The vote and subsequent result of the EU Referendum that took place on 23rd and 24th June 2016 marked the culmination of a slow burn major event that carried all of the hallmarks of a life changing explosion.
The event was characterised, on all sides, by misinformation, uncorrected myths, unsubstantiated speculation and ultimately shock and disbelief. On top of that there appears to have been an almost complete lack of planning for what comes next, almost certainly based on the belief that a victory for “In” was the presumed outcome.
Whether the result of the vote is ultimately a good or bad thing for the UK is not yet known and likely will depend on decisions and negotiations that have not yet happened. But what we do know, for certain, is that the lack of planning and uncertainty about what comes next will create a period of chronic uncertainty that will last for a minimum of two years and probably for a decade.

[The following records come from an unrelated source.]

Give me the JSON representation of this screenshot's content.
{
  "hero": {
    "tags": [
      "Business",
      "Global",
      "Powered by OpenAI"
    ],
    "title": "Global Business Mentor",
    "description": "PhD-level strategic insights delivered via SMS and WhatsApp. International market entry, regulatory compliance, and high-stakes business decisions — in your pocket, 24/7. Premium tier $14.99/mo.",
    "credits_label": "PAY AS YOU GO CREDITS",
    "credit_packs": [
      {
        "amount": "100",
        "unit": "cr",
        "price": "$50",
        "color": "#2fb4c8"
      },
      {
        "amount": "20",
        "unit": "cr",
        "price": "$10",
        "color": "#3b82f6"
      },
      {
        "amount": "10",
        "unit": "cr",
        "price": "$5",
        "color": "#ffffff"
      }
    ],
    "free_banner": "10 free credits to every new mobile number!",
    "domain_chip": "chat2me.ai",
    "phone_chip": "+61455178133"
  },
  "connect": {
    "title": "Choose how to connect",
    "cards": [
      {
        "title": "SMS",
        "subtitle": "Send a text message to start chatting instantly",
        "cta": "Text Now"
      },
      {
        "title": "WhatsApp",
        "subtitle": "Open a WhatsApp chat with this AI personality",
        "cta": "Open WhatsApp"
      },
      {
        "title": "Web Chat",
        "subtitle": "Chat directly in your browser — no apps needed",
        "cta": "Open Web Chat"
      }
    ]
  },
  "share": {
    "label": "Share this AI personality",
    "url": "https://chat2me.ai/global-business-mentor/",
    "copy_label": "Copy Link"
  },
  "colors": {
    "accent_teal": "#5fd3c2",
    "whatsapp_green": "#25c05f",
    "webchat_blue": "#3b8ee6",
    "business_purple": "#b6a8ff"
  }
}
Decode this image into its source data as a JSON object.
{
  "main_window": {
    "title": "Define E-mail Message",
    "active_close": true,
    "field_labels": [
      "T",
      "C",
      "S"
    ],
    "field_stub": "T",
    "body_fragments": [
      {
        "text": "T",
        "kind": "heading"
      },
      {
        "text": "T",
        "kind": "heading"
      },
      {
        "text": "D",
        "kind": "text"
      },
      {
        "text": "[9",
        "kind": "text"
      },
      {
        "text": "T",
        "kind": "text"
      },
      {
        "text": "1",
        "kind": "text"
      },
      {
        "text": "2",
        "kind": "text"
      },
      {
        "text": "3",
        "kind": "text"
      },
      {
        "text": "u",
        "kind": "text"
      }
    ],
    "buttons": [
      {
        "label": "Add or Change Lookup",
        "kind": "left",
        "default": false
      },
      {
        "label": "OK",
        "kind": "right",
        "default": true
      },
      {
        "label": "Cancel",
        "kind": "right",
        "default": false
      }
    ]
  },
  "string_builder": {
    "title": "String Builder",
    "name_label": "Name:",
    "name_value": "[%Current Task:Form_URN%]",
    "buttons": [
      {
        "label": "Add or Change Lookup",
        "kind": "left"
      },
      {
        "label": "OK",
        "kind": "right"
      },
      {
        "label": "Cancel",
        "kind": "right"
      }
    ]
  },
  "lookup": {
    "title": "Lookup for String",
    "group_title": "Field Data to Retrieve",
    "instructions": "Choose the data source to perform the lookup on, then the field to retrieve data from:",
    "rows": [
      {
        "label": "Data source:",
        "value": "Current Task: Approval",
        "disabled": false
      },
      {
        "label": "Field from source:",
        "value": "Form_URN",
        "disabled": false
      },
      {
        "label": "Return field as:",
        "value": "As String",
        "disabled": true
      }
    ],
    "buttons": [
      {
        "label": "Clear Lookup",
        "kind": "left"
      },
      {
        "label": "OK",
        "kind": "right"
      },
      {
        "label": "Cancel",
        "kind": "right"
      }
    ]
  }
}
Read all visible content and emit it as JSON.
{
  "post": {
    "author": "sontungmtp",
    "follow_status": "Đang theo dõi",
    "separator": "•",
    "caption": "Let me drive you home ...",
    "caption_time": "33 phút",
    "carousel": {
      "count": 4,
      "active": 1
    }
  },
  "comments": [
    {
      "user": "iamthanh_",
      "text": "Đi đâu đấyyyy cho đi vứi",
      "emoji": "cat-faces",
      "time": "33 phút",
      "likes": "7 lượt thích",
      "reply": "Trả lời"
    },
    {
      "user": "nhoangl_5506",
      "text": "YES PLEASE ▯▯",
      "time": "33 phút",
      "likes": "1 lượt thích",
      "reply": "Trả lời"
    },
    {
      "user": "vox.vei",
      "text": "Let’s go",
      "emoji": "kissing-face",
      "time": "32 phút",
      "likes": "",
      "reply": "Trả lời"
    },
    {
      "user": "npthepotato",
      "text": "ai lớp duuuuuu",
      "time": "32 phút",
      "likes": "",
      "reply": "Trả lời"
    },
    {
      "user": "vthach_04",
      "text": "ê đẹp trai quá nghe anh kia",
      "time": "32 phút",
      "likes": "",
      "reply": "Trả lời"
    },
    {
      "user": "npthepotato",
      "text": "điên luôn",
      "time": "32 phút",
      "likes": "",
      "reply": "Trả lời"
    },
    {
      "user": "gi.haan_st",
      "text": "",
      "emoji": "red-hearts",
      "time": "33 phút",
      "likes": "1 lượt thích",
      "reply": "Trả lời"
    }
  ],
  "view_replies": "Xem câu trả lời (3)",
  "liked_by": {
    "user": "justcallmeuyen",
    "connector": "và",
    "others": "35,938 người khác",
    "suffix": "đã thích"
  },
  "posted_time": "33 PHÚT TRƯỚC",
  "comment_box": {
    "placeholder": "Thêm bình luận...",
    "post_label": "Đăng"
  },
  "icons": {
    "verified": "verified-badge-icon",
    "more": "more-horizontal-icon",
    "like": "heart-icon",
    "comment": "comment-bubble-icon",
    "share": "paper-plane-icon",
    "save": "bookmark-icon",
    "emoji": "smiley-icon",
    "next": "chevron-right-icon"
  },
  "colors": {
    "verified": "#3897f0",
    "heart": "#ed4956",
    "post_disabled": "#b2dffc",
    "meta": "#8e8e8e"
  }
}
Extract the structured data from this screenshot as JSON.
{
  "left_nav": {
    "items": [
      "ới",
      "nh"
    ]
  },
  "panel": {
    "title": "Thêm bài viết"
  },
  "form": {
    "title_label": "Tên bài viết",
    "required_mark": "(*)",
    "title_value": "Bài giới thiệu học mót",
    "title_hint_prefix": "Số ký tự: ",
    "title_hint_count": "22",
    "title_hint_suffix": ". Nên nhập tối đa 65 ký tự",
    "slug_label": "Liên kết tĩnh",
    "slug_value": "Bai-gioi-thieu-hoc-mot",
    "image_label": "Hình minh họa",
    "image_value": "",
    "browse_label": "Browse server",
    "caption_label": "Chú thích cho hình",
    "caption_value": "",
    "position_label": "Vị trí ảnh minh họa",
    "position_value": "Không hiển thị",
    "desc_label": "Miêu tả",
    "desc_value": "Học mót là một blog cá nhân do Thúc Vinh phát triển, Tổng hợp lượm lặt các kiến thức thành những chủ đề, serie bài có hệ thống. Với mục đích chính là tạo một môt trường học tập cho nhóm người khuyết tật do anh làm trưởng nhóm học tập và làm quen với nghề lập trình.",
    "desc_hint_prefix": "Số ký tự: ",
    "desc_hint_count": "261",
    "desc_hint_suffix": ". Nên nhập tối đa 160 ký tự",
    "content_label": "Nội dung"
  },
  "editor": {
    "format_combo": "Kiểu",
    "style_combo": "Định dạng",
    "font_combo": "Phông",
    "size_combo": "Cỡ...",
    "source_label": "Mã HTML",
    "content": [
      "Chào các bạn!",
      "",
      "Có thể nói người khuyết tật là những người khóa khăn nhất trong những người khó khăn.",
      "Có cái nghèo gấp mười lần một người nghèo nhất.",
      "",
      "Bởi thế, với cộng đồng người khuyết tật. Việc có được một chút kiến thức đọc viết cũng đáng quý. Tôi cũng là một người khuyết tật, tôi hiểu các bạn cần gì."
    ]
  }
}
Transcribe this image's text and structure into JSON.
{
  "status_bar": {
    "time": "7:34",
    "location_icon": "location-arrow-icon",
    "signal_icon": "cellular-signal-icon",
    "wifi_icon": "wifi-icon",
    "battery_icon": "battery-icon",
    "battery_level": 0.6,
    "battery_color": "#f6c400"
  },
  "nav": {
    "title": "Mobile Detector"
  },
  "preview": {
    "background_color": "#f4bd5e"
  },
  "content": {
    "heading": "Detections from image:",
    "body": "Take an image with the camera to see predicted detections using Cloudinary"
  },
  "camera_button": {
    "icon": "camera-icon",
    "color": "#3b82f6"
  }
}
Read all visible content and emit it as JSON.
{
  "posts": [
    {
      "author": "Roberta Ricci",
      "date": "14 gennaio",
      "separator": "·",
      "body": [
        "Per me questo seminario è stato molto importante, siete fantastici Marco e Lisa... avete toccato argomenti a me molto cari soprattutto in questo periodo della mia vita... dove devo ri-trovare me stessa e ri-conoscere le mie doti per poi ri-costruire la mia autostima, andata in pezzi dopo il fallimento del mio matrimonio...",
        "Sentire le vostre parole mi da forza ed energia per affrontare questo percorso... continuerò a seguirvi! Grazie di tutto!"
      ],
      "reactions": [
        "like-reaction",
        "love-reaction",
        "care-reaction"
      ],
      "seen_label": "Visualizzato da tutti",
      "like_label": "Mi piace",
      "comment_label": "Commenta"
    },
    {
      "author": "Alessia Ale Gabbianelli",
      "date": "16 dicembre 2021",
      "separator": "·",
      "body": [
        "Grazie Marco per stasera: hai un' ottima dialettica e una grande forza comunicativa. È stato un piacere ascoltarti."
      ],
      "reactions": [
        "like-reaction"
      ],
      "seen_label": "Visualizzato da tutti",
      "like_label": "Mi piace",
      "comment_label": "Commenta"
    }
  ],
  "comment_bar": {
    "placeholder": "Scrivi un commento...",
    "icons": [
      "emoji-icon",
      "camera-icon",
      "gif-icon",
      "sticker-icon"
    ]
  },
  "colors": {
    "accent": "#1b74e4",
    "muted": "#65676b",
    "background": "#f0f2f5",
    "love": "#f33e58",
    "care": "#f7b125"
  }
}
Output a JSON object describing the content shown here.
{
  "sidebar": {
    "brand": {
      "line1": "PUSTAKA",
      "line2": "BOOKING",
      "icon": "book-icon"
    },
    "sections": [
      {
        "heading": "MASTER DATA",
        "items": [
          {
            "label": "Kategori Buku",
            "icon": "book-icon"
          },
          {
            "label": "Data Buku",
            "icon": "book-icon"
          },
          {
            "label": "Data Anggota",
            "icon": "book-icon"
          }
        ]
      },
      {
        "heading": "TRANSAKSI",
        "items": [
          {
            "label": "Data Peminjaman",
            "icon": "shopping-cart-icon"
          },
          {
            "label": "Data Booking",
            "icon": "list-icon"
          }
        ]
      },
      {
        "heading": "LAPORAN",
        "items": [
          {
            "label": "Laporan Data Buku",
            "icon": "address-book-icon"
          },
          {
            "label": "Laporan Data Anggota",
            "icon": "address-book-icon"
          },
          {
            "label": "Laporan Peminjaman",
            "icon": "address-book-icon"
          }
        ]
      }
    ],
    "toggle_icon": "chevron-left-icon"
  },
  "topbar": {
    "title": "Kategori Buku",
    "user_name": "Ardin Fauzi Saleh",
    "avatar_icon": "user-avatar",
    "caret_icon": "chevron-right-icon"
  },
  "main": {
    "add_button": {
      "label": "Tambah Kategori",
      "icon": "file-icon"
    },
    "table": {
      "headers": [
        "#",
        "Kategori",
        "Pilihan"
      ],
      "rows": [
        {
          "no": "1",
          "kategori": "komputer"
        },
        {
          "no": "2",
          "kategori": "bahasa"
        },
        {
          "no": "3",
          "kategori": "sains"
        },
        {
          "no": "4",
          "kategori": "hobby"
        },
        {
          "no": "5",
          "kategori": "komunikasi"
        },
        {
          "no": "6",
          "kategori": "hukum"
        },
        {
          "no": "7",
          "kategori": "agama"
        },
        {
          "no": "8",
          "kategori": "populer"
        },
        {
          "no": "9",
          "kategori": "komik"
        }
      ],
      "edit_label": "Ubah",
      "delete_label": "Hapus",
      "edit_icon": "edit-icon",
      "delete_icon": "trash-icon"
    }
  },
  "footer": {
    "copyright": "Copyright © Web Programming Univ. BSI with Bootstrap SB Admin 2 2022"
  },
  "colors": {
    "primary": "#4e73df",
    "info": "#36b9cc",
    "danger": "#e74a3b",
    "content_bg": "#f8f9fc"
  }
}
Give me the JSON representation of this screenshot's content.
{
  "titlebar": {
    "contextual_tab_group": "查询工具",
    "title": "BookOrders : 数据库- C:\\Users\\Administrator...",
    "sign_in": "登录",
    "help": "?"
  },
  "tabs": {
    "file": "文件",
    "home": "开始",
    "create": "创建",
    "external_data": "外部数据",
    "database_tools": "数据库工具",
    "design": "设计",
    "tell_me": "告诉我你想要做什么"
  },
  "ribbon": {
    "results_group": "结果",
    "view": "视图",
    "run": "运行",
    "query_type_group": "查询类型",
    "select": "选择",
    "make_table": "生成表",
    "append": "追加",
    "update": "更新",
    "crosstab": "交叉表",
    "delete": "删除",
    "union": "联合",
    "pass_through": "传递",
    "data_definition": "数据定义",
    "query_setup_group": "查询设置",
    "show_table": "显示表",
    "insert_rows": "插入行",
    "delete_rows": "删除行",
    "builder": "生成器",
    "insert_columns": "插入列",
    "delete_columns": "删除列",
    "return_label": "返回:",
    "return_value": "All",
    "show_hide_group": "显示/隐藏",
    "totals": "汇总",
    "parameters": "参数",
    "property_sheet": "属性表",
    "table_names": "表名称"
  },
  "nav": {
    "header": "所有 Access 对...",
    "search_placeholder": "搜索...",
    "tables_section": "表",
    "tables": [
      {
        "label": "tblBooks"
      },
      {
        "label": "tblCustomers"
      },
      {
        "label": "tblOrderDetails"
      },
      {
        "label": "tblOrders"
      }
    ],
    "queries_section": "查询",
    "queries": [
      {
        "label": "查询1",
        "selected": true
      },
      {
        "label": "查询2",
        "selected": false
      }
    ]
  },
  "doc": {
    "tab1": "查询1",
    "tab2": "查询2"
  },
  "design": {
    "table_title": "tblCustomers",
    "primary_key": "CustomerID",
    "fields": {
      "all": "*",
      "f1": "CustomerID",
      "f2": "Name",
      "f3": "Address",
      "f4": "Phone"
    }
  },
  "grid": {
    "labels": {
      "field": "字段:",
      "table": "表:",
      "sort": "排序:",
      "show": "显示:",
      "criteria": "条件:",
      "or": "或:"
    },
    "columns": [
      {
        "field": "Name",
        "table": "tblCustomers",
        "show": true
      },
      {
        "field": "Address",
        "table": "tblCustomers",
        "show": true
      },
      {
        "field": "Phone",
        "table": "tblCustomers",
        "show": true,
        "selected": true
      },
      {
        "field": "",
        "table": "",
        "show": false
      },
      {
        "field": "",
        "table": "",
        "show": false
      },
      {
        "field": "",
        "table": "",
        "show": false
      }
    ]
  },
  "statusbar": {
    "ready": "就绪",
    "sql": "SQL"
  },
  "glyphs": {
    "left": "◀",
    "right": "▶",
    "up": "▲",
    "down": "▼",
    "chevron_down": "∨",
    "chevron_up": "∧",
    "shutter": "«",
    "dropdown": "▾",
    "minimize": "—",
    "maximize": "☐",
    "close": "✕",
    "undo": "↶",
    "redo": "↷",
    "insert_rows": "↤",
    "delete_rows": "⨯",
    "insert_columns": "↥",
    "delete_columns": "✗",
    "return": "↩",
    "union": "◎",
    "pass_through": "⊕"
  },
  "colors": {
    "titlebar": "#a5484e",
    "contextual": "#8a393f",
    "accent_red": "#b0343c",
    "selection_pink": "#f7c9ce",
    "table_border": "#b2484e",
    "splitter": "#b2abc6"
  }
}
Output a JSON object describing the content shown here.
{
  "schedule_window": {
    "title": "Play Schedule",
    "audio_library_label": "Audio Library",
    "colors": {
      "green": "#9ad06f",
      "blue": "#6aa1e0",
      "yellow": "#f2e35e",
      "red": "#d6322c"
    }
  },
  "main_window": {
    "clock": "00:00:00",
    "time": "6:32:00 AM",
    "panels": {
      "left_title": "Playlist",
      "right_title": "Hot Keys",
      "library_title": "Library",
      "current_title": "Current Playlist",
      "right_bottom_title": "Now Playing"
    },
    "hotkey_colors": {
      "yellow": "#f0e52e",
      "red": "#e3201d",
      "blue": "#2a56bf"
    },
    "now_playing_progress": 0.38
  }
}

The pound has lost 15% of its value. The stock market is fluctuating wildly up and down, and UK property market investment funds have been suspended indefinitely. The leadership of the country and three major political parties is in a state of extreme flux. The PM has resigned, as has the leader of UKIP and the leader of the Opposition is surely on his way out also. The UK could itself break up, with Scotland and Northern Ireland both threatening to leave if Brexit is concluded.
Millions of EU citizens living and working in the UK are uncertain as to whether they will be able to stay here or have to leave. Millions of UK citizens living and working in Europe face exactly the same situation. We could face a mass migration of people in both directions such as we have never seen before in this country.
It is not even clear how the necessary decisions will be made. Will Parliament need to vote? Will there be a General Election? Will there even need to be another referendum.
This chronic uncertainty affects companies as much, and in most cases more than individuals. They need to plan years ahead and there need to know the assumptions on which their planning is based. Or they may decide to relocate to a jurisdiction where there is more certainty.
At such a time, where the business disruption event is like a slow moving train crash, communication is all the more important. Our politicians need to learn from this and communicate more transparently and clearly what they are intending to do.
Commercial enterprises, too, need to communicate, with employees, customers, suppliers and other stakeholders as the situation continues to develop in ways which, if recent experience is anything to go by, cannot be predicted. They need to act now to set up those lines of communication, start scenario planning for what might happen and make their plans to mitigate the risks and even, dare I say it, exploit the opportunities.